Data records for software interfaces:
== == ==

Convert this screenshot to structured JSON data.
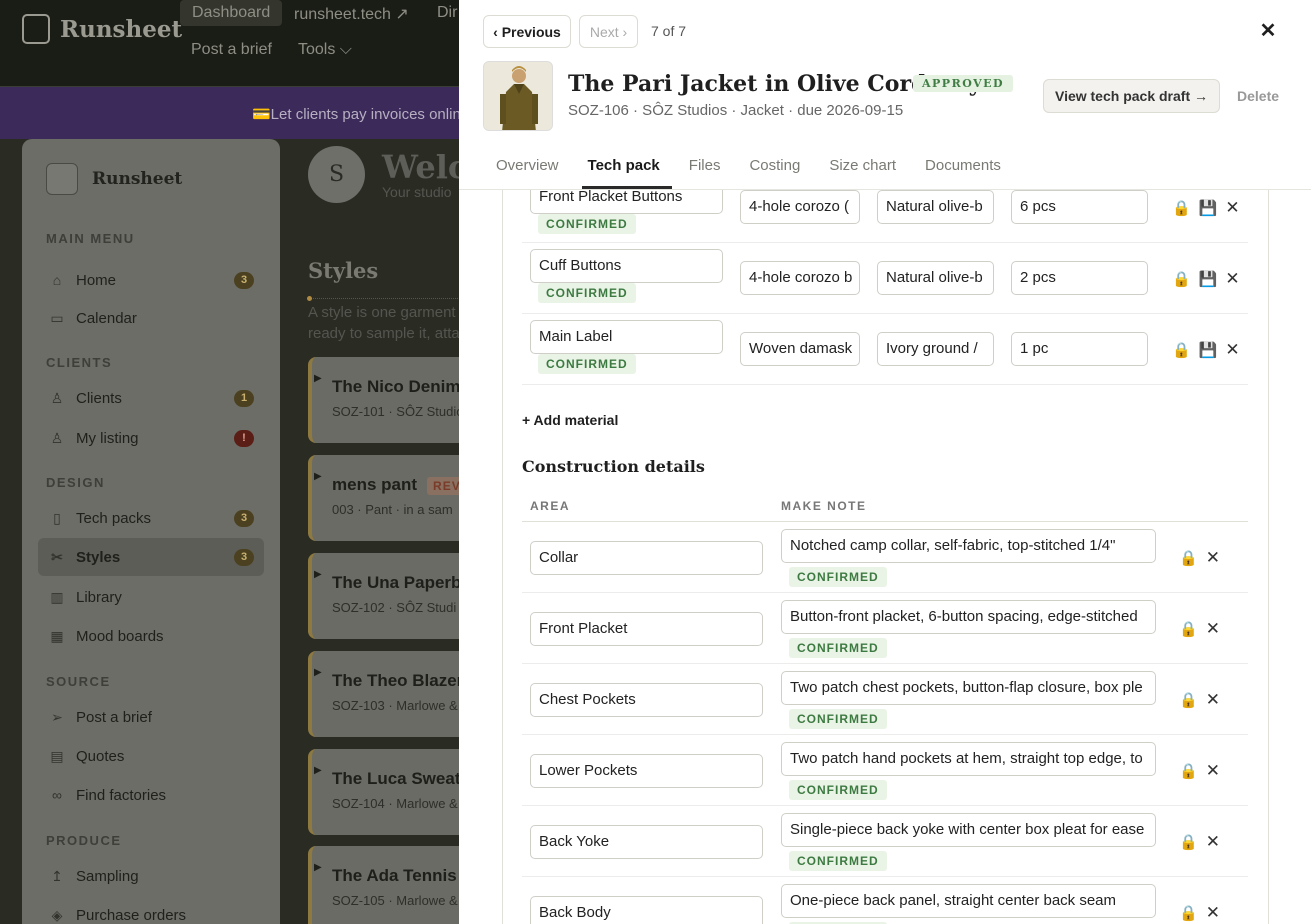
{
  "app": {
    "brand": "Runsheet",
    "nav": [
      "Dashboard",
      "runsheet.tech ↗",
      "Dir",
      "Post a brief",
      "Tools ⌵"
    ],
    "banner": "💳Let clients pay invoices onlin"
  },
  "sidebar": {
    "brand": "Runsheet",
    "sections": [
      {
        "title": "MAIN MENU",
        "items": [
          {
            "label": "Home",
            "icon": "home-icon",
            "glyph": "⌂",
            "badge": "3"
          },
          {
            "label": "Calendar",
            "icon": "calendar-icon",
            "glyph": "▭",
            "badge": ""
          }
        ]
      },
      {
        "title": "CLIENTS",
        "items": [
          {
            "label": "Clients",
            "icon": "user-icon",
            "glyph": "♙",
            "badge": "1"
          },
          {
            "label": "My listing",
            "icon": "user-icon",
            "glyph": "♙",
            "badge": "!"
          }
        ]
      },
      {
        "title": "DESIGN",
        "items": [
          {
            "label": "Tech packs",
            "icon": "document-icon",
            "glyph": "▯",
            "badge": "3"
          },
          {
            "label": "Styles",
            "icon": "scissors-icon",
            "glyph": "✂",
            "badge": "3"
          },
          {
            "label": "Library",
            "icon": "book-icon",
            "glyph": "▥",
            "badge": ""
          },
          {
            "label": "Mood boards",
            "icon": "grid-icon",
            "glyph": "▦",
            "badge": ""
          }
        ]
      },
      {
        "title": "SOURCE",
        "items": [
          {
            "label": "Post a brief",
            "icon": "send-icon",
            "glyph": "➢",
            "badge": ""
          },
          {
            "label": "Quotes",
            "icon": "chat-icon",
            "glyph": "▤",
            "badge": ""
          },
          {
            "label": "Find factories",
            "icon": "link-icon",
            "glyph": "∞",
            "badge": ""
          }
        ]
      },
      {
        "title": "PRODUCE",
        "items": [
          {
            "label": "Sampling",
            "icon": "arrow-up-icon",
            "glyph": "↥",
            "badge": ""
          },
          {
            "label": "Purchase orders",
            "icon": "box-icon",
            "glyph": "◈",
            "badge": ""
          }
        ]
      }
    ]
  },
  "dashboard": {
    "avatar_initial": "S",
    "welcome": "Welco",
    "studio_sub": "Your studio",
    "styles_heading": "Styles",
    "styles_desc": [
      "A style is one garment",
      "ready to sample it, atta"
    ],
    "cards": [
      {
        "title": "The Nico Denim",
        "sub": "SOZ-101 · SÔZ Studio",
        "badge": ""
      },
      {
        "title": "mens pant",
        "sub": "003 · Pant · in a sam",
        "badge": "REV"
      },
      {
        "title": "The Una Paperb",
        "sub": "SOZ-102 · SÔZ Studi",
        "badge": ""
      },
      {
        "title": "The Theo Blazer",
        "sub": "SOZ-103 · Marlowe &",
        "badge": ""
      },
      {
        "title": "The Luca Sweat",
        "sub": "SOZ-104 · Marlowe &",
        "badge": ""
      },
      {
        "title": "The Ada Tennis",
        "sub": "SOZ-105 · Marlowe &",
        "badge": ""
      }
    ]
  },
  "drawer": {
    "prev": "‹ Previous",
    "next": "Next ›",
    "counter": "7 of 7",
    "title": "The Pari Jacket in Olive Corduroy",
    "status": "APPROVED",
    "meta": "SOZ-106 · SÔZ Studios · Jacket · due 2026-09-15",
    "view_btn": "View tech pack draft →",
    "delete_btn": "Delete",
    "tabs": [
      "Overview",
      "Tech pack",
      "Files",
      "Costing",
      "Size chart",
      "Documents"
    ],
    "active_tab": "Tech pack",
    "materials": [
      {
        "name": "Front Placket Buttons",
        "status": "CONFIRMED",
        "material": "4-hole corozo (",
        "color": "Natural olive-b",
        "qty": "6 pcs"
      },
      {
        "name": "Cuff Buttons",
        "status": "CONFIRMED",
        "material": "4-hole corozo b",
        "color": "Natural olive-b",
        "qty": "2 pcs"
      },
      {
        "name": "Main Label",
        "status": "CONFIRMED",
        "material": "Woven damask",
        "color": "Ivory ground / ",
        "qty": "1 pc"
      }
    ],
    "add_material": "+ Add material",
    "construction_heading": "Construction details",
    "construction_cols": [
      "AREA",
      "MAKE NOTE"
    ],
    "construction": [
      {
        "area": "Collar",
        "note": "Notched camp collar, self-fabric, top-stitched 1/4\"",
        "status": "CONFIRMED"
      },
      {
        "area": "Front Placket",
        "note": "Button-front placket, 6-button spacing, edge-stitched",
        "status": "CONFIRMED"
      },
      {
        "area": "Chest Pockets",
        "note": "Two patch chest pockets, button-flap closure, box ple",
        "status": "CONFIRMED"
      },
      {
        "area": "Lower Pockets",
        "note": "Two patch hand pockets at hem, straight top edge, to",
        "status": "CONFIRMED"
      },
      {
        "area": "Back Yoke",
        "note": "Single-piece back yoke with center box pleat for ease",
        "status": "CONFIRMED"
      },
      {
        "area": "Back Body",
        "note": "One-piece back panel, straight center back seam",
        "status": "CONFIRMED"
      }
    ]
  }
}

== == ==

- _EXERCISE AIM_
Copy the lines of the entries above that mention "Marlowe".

- _TASK ANSWER_
        "sub": "SOZ-103 · Marlowe &",
        "sub": "SOZ-104 · Marlowe &",
        "sub": "SOZ-105 · Marlowe &",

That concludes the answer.